One of the first things I set out to do, alongside preliminary background research, was applying for an IRB. IRB stands for institutional review board, and you must apply to one to be able to publish your paper. My paper is qualitative research: I’m not measuring data, merely observations and experiences. This makes the IRB process slightly less difficult, but difficult nonetheless. Because I am applying to such a large entity like the NIH (National Institute of Health), there are lots of hoops to jump through which make everything slightly more difficult. Here are some of their extensive guidlines:

Because my research spans two continents, that adds another layer of complexity as I have to apply for IRBs in both Saudi and the US.

However, IRB application is not the only thing I’ve been working on. I’ve been doing a lot of preliminary background reading that is comprehensive to the issues we currently face today in healthcare. I’m gathering a list of problems that we are facing, as well as statistics and data to prove that these problems truly do exist. Articles and studied I’ve been reading include (but aren’t limited to)

The Faces of Poverty in North Carolina by Gene R. Nichol 

Undocumented migrants in Saudi Arabia: COVID-19 and Amnesty Reforms

Civic Stratification and the Exclusion of Undocumented Immigrants from Cross-Border Health Care

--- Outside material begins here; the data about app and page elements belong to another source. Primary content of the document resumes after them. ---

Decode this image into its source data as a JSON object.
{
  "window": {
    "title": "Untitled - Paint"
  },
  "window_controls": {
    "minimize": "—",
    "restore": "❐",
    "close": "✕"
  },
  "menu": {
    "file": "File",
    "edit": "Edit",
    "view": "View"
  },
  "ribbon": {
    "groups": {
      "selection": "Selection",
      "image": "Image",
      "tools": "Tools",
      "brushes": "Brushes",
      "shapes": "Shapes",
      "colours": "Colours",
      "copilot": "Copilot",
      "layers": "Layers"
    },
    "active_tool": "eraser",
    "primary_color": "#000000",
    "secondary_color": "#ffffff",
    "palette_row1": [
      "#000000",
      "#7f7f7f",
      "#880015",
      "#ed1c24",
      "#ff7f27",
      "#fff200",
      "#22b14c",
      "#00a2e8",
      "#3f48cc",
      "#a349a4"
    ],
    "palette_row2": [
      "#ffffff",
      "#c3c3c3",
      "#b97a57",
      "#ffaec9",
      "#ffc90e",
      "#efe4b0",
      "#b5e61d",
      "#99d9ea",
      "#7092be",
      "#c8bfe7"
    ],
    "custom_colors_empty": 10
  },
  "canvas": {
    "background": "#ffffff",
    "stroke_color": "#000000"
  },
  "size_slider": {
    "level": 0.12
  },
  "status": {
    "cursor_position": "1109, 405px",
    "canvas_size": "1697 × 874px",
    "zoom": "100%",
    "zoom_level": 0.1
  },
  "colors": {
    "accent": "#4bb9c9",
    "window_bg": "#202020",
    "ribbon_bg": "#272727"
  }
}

Food for thought: how different would the world be without social media? In someways, social media is the only way for BIPOC to tell the world about discrimination they’ve faced in healthcare. Otherwise, they would be consistently ignored, or told that this is merely a figment of imagination like they were for centuries. Sites like Twitter have become tools for the disenfranchised, and I fear a world in which censorship becomes the norm.